→ **AIM OF THE TASK**: Search the entries for lines that contain the word "SkyAtmosphere", and report each one found.

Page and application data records
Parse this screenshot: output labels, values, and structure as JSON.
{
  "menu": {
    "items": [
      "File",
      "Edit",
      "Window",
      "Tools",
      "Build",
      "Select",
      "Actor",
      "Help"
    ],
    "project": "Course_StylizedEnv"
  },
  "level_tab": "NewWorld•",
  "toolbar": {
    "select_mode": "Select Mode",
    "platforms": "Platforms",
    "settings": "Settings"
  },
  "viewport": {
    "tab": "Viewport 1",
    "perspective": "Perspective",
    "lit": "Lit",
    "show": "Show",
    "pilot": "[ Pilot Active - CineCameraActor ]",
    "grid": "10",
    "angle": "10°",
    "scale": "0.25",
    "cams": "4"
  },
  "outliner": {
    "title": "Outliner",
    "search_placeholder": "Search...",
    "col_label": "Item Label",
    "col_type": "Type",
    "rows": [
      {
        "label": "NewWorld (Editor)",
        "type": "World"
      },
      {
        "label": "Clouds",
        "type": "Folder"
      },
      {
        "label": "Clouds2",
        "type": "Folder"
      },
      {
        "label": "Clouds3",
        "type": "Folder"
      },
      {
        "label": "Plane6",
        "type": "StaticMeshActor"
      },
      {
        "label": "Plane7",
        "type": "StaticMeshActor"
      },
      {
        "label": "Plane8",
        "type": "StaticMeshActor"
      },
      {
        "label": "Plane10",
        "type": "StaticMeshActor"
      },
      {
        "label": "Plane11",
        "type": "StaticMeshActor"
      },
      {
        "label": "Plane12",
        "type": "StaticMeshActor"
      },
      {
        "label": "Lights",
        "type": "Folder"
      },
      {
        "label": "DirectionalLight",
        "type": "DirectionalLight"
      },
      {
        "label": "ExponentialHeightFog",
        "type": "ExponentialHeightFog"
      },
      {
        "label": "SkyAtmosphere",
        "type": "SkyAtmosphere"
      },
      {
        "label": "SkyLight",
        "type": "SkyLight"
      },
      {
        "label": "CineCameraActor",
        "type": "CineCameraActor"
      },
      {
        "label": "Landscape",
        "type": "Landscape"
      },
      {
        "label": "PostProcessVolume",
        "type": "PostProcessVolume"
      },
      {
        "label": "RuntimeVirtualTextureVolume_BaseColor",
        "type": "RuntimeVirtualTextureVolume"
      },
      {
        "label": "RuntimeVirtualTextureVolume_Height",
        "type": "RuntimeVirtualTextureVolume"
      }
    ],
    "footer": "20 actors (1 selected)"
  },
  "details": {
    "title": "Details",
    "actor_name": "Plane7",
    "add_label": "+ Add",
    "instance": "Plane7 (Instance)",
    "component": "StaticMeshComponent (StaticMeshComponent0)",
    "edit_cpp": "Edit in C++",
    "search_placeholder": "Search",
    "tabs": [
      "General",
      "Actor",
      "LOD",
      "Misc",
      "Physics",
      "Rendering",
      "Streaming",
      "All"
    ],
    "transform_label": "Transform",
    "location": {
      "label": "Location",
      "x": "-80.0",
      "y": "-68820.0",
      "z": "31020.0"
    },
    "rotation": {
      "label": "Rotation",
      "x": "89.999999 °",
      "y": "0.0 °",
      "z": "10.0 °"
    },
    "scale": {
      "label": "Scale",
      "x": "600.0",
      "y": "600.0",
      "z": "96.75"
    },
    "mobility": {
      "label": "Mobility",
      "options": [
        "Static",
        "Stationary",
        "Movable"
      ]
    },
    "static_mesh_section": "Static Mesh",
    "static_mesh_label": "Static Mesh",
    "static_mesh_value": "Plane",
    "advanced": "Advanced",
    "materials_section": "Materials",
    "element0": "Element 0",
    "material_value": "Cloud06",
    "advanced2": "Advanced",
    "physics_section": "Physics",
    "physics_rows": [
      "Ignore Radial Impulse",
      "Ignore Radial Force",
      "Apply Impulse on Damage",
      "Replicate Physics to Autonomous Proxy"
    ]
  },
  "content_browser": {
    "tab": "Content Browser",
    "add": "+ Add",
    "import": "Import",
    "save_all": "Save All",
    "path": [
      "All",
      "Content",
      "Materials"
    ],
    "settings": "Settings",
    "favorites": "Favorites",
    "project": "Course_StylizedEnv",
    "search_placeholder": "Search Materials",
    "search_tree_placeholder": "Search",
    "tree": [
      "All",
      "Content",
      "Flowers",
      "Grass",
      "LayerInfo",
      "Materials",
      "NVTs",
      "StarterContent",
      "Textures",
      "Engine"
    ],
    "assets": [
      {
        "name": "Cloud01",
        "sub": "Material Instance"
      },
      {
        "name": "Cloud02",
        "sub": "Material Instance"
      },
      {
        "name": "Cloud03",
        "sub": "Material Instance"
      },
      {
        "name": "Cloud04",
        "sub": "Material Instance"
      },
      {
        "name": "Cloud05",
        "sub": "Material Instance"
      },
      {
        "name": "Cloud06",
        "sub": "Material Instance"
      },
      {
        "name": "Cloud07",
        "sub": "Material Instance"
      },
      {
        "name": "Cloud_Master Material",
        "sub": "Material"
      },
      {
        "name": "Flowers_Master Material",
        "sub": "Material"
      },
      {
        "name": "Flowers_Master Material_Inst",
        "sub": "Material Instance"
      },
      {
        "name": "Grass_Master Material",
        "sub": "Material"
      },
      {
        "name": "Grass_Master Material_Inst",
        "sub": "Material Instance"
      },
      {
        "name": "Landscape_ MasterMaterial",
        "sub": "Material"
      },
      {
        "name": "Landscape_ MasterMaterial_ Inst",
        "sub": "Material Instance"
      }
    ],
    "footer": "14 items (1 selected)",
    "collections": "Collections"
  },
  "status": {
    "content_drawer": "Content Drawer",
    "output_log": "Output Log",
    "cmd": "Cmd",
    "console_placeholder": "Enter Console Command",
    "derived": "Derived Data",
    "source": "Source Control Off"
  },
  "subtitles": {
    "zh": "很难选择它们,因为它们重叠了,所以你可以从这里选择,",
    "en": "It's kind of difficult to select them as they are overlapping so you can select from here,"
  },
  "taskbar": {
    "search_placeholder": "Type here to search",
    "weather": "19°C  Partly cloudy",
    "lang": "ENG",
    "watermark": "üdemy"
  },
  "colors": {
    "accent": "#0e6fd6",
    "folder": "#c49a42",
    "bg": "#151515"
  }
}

→ **OUTPUT OF THE TASK**:
        "label": "SkyAtmosphere",
        "type": "SkyAtmosphere"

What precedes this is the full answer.